Ford will limit sales of its Edge to seven countries in Europe after the midsize SUV's high CO2 output hurt demand by raising local emissions taxes.
Ford will continue to sell the Edge in Germany, Italy, Switzerland, Poland, Austria, Belgium and Romania. These countries accounted for 82 percent of the Edge's total sales volume in the first three months, Ford said.
Countries where the Edge will be discontinued include the UK, Ford's biggest European market.
"The decision to limit Edge availability is in line with our strategy aimed at strengthening the Ford brand and creating a sustainably profitable business in Europe, including by taking action to improve or exit less profitable vehicle lines," Ford said.

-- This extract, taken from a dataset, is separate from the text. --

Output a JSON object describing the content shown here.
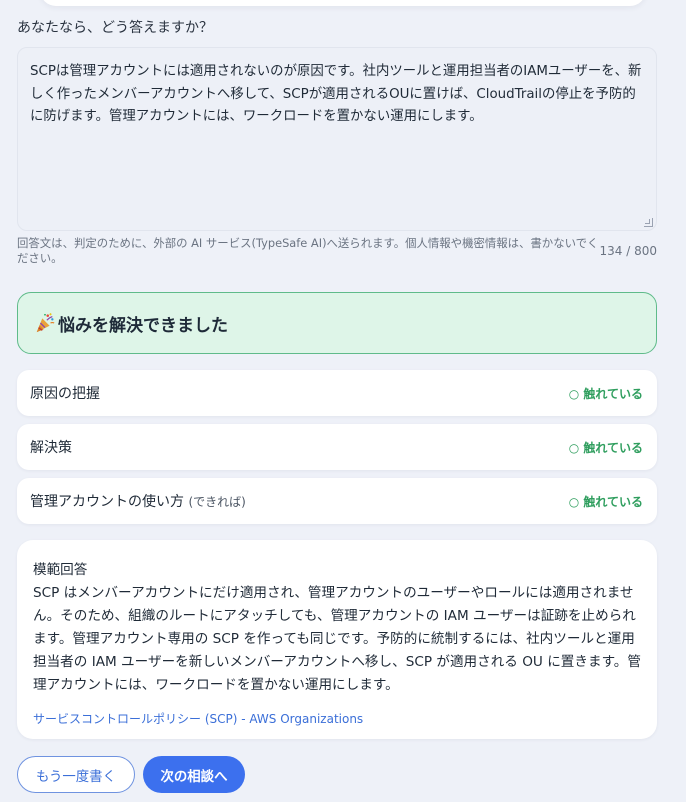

Edge customers are having to pay increasingly more tax in those countries that penalize cars with higher CO2. "This can significantly reduce sales potential," Ford said.
Ford had predicted European sales of between 25,000-30,000 a year when the Canadian-built model was launched in 2016.
Last year sales fell to 9,554 from 16,094 in 2017, according to data from market analysts JATO Dynamics.
The Edge is only sold as a diesel in Europe, with CO2 levels rated at 156 grams per km and 187g/km for the two models available. Diesel sales in the mainstream midsize SUV sector fell by 22 percent in the first quarter this year, according to JATO data, but the fuel type still accounted for 62 percent of the sector's total.
Total sales in the sector fell 7.7 percent to 84,517 for the quarter. The sector leader is the Skoda Kodiaq, followed by the Peugeot 5008. Both are available with gasoline engines.
Ford said it was launching more SUVs that "better match customer demand" such as the new-generation Kuga compact SUV and all-new Puma small SUV. Ford is also launching a plug-in hybrid version of its Explorer large SUV in Europe.
Ford is overhauling its range in Europe as it tries to return to sustainable profitability in the region. It recently axed the C-Max compact minivan and the B-Max small minivan.